#### [Task description]
All records that follow are to be restated exactly.

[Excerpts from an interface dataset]
---*---

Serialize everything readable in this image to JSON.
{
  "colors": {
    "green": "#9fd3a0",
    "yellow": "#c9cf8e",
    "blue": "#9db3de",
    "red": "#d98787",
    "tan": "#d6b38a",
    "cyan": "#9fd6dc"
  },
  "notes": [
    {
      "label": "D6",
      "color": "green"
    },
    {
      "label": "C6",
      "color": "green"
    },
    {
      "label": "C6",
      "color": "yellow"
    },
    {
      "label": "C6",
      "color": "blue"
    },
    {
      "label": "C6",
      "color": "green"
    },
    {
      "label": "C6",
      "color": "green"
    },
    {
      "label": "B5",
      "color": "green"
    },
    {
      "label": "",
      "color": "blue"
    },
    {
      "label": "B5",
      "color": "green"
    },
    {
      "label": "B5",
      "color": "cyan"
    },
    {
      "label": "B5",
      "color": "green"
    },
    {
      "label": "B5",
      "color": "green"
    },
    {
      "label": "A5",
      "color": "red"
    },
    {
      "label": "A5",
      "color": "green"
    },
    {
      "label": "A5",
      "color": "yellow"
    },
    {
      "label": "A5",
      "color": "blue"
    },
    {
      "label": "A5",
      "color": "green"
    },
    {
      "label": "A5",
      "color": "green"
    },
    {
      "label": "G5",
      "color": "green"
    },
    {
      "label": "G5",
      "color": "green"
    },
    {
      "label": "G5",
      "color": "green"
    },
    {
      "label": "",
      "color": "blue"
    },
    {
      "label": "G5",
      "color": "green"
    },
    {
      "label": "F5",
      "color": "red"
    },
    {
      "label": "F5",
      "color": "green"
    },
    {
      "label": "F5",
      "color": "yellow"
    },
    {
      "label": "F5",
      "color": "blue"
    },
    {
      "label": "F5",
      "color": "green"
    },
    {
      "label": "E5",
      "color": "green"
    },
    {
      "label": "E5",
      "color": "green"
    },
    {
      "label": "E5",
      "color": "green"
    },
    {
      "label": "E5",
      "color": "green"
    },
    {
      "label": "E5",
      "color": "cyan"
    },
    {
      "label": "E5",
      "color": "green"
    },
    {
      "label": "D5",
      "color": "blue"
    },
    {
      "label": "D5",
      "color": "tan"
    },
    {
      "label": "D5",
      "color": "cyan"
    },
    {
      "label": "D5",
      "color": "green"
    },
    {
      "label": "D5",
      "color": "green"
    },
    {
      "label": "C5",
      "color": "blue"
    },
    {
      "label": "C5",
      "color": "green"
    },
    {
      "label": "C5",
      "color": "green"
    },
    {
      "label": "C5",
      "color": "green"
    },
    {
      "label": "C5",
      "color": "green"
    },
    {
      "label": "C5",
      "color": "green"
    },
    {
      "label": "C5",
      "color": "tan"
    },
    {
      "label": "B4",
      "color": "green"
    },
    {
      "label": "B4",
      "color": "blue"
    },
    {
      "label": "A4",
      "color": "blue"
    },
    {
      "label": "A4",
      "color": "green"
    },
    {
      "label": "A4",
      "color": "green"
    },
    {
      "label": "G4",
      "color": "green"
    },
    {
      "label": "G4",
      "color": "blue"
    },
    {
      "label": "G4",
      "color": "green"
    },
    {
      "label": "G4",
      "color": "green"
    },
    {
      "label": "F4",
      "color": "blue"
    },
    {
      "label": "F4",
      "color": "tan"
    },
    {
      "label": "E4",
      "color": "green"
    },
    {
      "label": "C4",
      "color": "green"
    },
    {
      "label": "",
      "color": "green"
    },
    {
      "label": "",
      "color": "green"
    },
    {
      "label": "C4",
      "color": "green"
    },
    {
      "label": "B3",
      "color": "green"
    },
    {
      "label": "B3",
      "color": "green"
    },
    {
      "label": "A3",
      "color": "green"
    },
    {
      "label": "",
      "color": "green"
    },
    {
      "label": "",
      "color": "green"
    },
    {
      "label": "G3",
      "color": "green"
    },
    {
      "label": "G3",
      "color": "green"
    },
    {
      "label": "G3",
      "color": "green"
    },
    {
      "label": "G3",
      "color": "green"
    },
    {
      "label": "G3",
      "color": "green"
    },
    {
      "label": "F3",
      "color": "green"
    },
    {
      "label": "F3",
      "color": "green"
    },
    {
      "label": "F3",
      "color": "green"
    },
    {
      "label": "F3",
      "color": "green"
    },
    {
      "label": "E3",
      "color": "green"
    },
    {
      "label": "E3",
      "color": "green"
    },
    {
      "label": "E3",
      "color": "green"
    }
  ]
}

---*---

#### [Solution below]
Serialize everything readable in this image to JSON.
{
  "colors": {
    "green": "#9fd3a0",
    "yellow": "#c9cf8e",
    "blue": "#9db3de",
    "red": "#d98787",
    "tan": "#d6b38a",
    "cyan": "#9fd6dc"
  },
  "notes": [
    {
      "label": "D6",
      "color": "green"
    },
    {
      "label": "C6",
      "color": "green"
    },
    {
      "label": "C6",
      "color": "yellow"
    },
    {
      "label": "C6",
      "color": "blue"
    },
    {
      "label": "C6",
      "color": "green"
    },
    {
      "label": "C6",
      "color": "green"
    },
    {
      "label": "B5",
      "color": "green"
    },
    {
      "label": "",
      "color": "blue"
    },
    {
      "label": "B5",
      "color": "green"
    },
    {
      "label": "B5",
      "color": "cyan"
    },
    {
      "label": "B5",
      "color": "green"
    },
    {
      "label": "B5",
      "color": "green"
    },
    {
      "label": "A5",
      "color": "red"
    },
    {
      "label": "A5",
      "color": "green"
    },
    {
      "label": "A5",
      "color": "yellow"
    },
    {
      "label": "A5",
      "color": "blue"
    },
    {
      "label": "A5",
      "color": "green"
    },
    {
      "label": "A5",
      "color": "green"
    },
    {
      "label": "G5",
      "color": "green"
    },
    {
      "label": "G5",
      "color": "green"
    },
    {
      "label": "G5",
      "color": "green"
    },
    {
      "label": "",
      "color": "blue"
    },
    {
      "label": "G5",
      "color": "green"
    },
    {
      "label": "F5",
      "color": "red"
    },
    {
      "label": "F5",
      "color": "green"
    },
    {
      "label": "F5",
      "color": "yellow"
    },
    {
      "label": "F5",
      "color": "blue"
    },
    {
      "label": "F5",
      "color": "green"
    },
    {
      "label": "E5",
      "color": "green"
    },
    {
      "label": "E5",
      "color": "green"
    },
    {
      "label": "E5",
      "color": "green"
    },
    {
      "label": "E5",
      "color": "green"
    },
    {
      "label": "E5",
      "color": "cyan"
    },
    {
      "label": "E5",
      "color": "green"
    },
    {
      "label": "D5",
      "color": "blue"
    },
    {
      "label": "D5",
      "color": "tan"
    },
    {
      "label": "D5",
      "color": "cyan"
    },
    {
      "label": "D5",
      "color": "green"
    },
    {
      "label": "D5",
      "color": "green"
    },
    {
      "label": "C5",
      "color": "blue"
    },
    {
      "label": "C5",
      "color": "green"
    },
    {
      "label": "C5",
      "color": "green"
    },
    {
      "label": "C5",
      "color": "green"
    },
    {
      "label": "C5",
      "color": "green"
    },
    {
      "label": "C5",
      "color": "green"
    },
    {
      "label": "C5",
      "color": "tan"
    },
    {
      "label": "B4",
      "color": "green"
    },
    {
      "label": "B4",
      "color": "blue"
    },
    {
      "label": "A4",
      "color": "blue"
    },
    {
      "label": "A4",
      "color": "green"
    },
    {
      "label": "A4",
      "color": "green"
    },
    {
      "label": "G4",
      "color": "green"
    },
    {
      "label": "G4",
      "color": "blue"
    },
    {
      "label": "G4",
      "color": "green"
    },
    {
      "label": "G4",
      "color": "green"
    },
    {
      "label": "F4",
      "color": "blue"
    },
    {
      "label": "F4",
      "color": "tan"
    },
    {
      "label": "E4",
      "color": "green"
    },
    {
      "label": "C4",
      "color": "green"
    },
    {
      "label": "",
      "color": "green"
    },
    {
      "label": "",
      "color": "green"
    },
    {
      "label": "C4",
      "color": "green"
    },
    {
      "label": "B3",
      "color": "green"
    },
    {
      "label": "B3",
      "color": "green"
    },
    {
      "label": "A3",
      "color": "green"
    },
    {
      "label": "",
      "color": "green"
    },
    {
      "label": "",
      "color": "green"
    },
    {
      "label": "G3",
      "color": "green"
    },
    {
      "label": "G3",
      "color": "green"
    },
    {
      "label": "G3",
      "color": "green"
    },
    {
      "label": "G3",
      "color": "green"
    },
    {
      "label": "G3",
      "color": "green"
    },
    {
      "label": "F3",
      "color": "green"
    },
    {
      "label": "F3",
      "color": "green"
    },
    {
      "label": "F3",
      "color": "green"
    },
    {
      "label": "F3",
      "color": "green"
    },
    {
      "label": "E3",
      "color": "green"
    },
    {
      "label": "E3",
      "color": "green"
    },
    {
      "label": "E3",
      "color": "green"
    }
  ]
}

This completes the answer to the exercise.